[Recorded data]
········

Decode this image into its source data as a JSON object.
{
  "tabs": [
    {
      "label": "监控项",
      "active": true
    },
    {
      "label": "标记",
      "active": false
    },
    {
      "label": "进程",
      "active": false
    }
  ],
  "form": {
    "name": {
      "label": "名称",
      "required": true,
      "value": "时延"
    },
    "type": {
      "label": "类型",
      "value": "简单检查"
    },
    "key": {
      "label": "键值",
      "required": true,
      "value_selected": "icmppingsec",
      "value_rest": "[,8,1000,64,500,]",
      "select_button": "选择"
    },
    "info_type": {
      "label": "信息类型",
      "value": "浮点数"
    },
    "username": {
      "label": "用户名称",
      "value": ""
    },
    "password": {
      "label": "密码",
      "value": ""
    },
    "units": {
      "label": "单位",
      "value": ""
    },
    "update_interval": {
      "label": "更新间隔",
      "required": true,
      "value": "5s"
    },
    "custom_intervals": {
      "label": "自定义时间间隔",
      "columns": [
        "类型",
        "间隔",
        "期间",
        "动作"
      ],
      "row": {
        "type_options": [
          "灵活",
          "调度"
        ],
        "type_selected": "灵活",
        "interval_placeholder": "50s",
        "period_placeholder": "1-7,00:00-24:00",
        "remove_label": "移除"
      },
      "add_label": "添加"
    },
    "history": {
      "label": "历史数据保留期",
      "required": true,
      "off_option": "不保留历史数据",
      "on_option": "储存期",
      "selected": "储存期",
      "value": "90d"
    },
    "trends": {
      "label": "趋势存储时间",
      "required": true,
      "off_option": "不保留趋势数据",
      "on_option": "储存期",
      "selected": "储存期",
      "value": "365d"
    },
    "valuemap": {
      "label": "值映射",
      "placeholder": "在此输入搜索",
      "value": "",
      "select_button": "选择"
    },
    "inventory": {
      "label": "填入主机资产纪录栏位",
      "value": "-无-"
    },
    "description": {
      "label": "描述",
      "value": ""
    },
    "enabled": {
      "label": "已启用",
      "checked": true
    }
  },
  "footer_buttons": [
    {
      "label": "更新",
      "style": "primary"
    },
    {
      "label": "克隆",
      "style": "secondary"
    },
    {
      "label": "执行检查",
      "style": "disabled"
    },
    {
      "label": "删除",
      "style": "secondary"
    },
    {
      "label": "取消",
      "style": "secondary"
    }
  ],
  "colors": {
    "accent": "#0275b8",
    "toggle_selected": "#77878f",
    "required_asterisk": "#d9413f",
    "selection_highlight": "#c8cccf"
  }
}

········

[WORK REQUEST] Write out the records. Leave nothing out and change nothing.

[WRITTEN SOLUTION]
Decode this image into its source data as a JSON object.
{
  "tabs": [
    {
      "label": "监控项",
      "active": true
    },
    {
      "label": "标记",
      "active": false
    },
    {
      "label": "进程",
      "active": false
    }
  ],
  "form": {
    "name": {
      "label": "名称",
      "required": true,
      "value": "时延"
    },
    "type": {
      "label": "类型",
      "value": "简单检查"
    },
    "key": {
      "label": "键值",
      "required": true,
      "value_selected": "icmppingsec",
      "value_rest": "[,8,1000,64,500,]",
      "select_button": "选择"
    },
    "info_type": {
      "label": "信息类型",
      "value": "浮点数"
    },
    "username": {
      "label": "用户名称",
      "value": ""
    },
    "password": {
      "label": "密码",
      "value": ""
    },
    "units": {
      "label": "单位",
      "value": ""
    },
    "update_interval": {
      "label": "更新间隔",
      "required": true,
      "value": "5s"
    },
    "custom_intervals": {
      "label": "自定义时间间隔",
      "columns": [
        "类型",
        "间隔",
        "期间",
        "动作"
      ],
      "row": {
        "type_options": [
          "灵活",
          "调度"
        ],
        "type_selected": "灵活",
        "interval_placeholder": "50s",
        "period_placeholder": "1-7,00:00-24:00",
        "remove_label": "移除"
      },
      "add_label": "添加"
    },
    "history": {
      "label": "历史数据保留期",
      "required": true,
      "off_option": "不保留历史数据",
      "on_option": "储存期",
      "selected": "储存期",
      "value": "90d"
    },
    "trends": {
      "label": "趋势存储时间",
      "required": true,
      "off_option": "不保留趋势数据",
      "on_option": "储存期",
      "selected": "储存期",
      "value": "365d"
    },
    "valuemap": {
      "label": "值映射",
      "placeholder": "在此输入搜索",
      "value": "",
      "select_button": "选择"
    },
    "inventory": {
      "label": "填入主机资产纪录栏位",
      "value": "-无-"
    },
    "description": {
      "label": "描述",
      "value": ""
    },
    "enabled": {
      "label": "已启用",
      "checked": true
    }
  },
  "footer_buttons": [
    {
      "label": "更新",
      "style": "primary"
    },
    {
      "label": "克隆",
      "style": "secondary"
    },
    {
      "label": "执行检查",
      "style": "disabled"
    },
    {
      "label": "删除",
      "style": "secondary"
    },
    {
      "label": "取消",
      "style": "secondary"
    }
  ],
  "colors": {
    "accent": "#0275b8",
    "toggle_selected": "#77878f",
    "required_asterisk": "#d9413f",
    "selection_highlight": "#c8cccf"
  }
}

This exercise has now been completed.